But at the core of the issue, I find it a bit suspicious to regard the bzratz as responsible for a rejection of the politics of fun, when in many respects it was their parents or even grandparents who themselves moved away from the vision of a laughing and anarchic upset of the system.
EconPapers: Two Faces of Power
Most of the power of institutions lies in the faith people have in them. Sincerity confuses the Boomers. When I was young it seemed the natural order of things that conservatives were the prudes and scolds who wanted books banned and exhibitions closed, while we liberals got to be the gadflies and iconoclasts. In other words, influence is used to limit the scope of discussion or to prevent conflicts from ever being brought to the forefront.
Boomers are disappointed that Millennials want sincere change. Bachrach and Baratz would take Dahl’s view of power in what he terms as “actors” and analyze it from more of a socio-political means. Bacharach and Baratz describe a professor who is ready to bring up an issue at a meeting but chooses not powfr at the last moment because he recognizes that it against his self-interest to raise an issue that may not have wide support and that would be nearly impossible to address given existing structures.
Power is like money: The exercise of power aims to maintain the status quo by determining the rules of the game Bacharach and Baratz,p. I also believe that Foucault would agree more with the political scientists who believe that power is widely diffused, fwo than the sociologists who believe that power is highly concentrated.
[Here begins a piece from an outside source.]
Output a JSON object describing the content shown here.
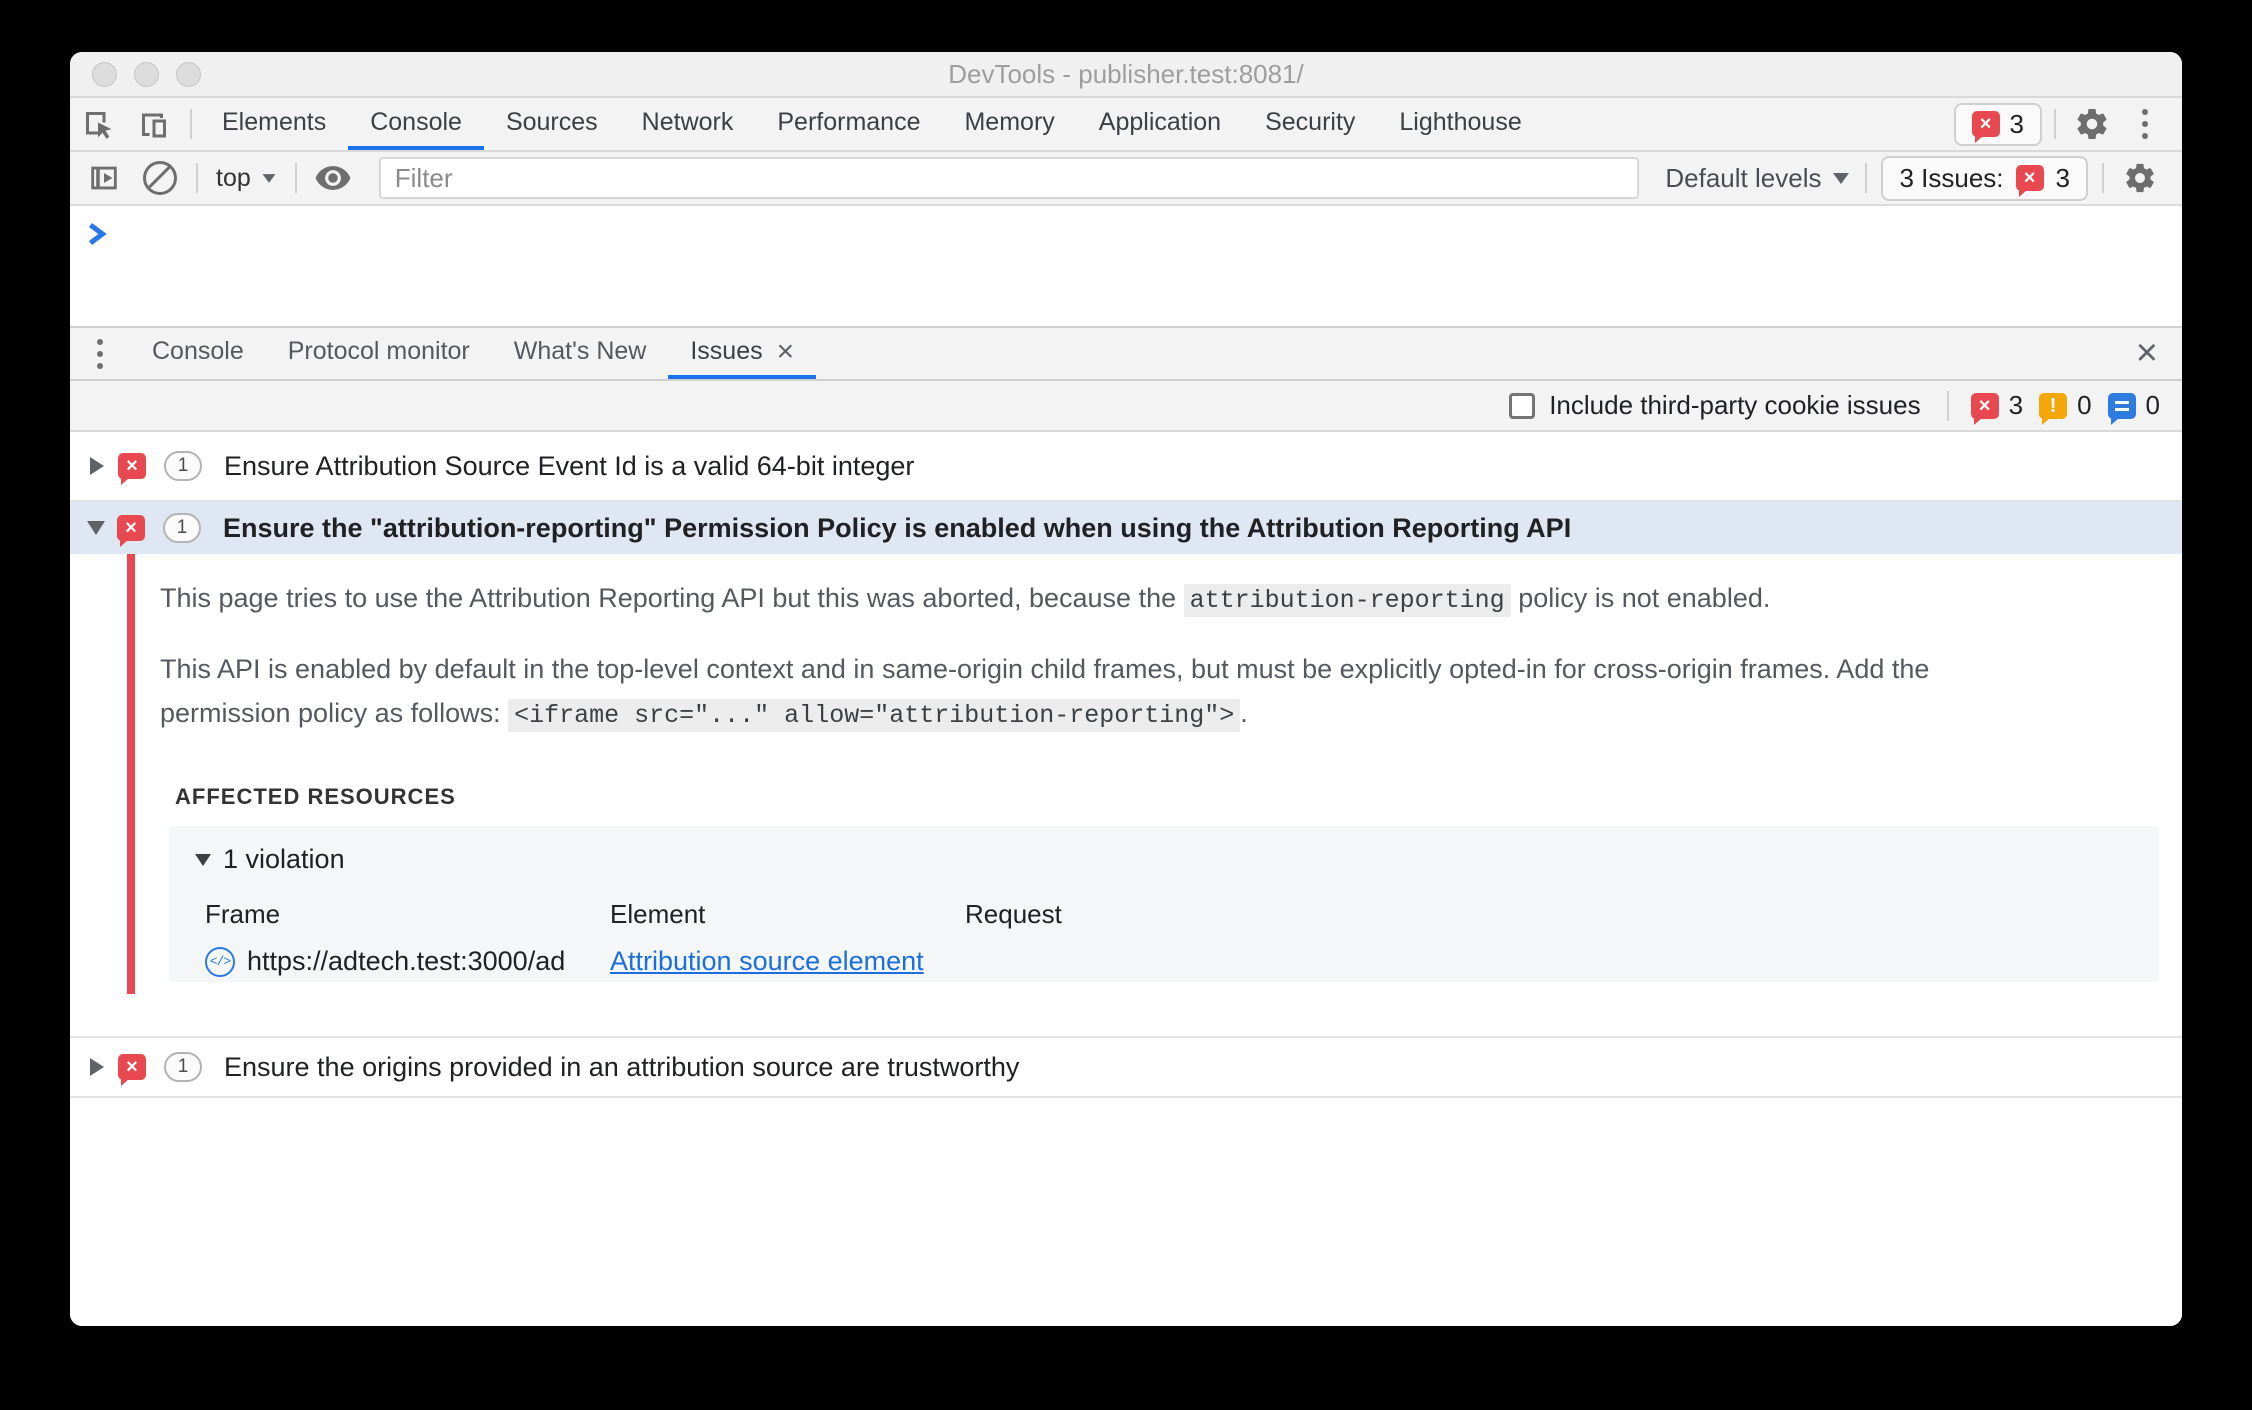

Two Faces of Power; Two Faces of Fun | Society for US Intellectual History
Maybe a shared sense of absurdity is way to integrate, or see commonalities, these different sensibilities. On the other hand, individuals without power or with less power are blocked from advancing their own interests out of self-preservation. As I stated on the Wolfinger posting, the idea of power being exhibited through decisions and non-decisions still sounds like the exercise or use of power.